** WHAT YOU WILL DO **
Provide the number of lines of the records that include "only", with no other content.

+ + + +

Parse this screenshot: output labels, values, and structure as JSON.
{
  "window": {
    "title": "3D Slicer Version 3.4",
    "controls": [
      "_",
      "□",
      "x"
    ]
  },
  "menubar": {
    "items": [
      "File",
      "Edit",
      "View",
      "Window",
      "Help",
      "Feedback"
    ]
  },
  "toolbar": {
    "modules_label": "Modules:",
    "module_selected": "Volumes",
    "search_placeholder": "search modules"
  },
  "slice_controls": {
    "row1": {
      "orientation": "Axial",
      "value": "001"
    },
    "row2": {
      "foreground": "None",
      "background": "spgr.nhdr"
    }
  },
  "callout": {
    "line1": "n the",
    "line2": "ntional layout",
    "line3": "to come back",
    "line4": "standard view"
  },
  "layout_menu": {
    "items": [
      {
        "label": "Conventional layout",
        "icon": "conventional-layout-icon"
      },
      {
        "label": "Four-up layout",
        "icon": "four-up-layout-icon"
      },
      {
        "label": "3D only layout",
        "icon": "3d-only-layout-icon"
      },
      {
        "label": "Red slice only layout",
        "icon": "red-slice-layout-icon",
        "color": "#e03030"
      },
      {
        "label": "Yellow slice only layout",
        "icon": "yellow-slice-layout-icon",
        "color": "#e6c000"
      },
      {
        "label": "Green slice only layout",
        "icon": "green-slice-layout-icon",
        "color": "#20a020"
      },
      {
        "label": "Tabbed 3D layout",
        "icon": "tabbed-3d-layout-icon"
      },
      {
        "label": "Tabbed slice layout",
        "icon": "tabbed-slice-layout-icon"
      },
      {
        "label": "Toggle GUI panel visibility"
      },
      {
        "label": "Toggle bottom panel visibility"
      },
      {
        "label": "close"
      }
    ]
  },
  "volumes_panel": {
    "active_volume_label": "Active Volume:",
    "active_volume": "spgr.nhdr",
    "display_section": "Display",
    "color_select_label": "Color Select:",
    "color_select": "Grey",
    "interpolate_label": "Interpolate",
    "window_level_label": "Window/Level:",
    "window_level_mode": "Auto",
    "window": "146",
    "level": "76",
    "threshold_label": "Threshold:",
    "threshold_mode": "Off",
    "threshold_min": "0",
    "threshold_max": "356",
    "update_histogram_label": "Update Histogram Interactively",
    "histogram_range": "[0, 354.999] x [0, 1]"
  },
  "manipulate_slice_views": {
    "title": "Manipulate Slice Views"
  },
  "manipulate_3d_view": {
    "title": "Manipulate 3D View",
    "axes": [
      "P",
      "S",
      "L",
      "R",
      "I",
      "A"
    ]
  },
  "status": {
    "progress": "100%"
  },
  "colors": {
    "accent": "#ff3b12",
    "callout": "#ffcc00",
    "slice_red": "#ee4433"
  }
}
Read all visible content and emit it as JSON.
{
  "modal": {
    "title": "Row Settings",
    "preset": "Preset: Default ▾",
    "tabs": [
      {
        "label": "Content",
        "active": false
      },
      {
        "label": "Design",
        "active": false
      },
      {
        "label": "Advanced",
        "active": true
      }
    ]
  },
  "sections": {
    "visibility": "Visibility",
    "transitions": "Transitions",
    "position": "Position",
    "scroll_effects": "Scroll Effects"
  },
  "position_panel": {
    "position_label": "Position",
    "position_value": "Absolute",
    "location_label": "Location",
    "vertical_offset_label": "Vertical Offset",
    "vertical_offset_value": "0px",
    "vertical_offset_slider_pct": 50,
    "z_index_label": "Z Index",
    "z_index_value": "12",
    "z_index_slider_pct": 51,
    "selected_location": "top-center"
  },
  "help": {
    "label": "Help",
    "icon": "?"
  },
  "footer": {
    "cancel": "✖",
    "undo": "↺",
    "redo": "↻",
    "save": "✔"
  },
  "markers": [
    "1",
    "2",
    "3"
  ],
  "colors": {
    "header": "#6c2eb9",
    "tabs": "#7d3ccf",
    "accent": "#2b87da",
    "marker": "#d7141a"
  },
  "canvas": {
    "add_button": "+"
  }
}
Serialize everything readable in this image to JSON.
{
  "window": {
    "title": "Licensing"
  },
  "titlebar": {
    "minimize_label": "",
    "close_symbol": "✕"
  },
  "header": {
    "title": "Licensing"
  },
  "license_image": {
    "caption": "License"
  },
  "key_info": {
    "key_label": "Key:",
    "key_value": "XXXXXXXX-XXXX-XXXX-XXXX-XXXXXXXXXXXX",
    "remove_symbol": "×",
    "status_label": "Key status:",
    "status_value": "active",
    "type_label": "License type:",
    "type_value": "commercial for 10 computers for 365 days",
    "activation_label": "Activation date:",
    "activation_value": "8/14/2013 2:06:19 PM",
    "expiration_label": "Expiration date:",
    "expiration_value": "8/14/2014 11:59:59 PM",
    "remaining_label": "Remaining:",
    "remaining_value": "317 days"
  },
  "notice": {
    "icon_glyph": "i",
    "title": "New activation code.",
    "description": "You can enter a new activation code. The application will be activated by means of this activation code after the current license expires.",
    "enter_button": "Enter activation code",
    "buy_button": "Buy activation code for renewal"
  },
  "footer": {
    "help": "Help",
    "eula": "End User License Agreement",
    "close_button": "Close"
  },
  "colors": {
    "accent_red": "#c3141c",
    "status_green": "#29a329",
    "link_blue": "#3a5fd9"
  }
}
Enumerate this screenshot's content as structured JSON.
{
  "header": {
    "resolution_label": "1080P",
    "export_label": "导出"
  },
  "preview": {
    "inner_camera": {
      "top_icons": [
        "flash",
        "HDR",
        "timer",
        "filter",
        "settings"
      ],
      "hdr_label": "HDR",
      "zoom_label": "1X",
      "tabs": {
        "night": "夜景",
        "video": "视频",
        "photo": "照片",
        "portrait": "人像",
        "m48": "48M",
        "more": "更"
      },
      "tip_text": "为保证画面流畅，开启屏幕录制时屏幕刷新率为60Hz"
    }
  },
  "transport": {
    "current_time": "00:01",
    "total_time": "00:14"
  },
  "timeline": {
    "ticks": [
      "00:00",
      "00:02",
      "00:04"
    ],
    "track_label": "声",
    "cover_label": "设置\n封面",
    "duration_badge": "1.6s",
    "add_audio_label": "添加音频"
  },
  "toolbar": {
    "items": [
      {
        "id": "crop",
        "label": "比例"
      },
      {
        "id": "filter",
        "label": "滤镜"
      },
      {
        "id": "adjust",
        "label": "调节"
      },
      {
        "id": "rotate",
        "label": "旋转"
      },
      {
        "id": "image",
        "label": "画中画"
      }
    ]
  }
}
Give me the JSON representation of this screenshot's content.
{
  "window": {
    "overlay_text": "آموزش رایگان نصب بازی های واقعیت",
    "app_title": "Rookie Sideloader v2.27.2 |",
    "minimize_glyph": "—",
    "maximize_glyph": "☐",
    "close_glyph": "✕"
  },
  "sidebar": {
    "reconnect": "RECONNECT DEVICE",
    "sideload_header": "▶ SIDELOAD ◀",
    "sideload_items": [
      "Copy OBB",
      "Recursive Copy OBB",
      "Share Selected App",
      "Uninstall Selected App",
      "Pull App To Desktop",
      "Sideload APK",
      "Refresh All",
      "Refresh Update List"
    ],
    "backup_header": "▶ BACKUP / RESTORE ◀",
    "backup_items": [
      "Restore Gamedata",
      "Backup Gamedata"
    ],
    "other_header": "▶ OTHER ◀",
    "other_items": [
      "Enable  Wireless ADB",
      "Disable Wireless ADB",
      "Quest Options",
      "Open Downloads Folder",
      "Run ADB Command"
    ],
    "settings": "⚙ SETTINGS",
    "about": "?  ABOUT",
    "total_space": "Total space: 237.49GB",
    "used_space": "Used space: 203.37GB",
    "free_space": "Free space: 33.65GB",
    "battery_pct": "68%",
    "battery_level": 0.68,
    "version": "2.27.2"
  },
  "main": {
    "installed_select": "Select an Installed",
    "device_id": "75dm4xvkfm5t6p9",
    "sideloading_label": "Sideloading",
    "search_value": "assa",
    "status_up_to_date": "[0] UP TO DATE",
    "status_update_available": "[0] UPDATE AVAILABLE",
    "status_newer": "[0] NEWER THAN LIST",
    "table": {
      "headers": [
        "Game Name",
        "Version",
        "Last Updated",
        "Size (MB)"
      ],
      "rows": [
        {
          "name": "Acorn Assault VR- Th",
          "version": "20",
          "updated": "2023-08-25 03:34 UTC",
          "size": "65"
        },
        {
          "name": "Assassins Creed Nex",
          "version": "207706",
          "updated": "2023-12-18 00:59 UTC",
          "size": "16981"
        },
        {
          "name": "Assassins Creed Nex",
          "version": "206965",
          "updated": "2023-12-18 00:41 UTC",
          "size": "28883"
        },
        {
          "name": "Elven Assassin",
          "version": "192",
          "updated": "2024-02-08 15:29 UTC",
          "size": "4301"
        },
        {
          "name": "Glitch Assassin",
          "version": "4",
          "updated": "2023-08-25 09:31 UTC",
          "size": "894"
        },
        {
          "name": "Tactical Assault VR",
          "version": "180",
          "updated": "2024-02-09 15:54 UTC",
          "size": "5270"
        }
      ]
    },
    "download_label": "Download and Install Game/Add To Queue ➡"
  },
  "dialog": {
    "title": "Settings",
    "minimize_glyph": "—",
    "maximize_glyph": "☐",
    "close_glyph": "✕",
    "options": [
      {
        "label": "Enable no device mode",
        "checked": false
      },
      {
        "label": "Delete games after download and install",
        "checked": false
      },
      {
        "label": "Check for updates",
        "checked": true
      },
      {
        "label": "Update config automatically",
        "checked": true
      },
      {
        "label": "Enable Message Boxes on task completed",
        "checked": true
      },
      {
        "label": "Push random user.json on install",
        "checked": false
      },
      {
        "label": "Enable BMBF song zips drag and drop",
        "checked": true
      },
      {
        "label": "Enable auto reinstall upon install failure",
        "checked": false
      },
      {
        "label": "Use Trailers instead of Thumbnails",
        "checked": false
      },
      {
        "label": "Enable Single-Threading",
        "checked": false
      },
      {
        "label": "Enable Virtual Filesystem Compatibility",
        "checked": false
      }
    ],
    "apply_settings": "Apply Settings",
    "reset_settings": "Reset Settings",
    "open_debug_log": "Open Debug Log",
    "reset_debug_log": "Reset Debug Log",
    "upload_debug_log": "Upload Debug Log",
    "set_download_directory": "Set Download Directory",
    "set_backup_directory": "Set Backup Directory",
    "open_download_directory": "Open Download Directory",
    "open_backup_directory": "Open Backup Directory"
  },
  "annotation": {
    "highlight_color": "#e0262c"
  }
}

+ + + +

** EXERCISE OUTPUT **
5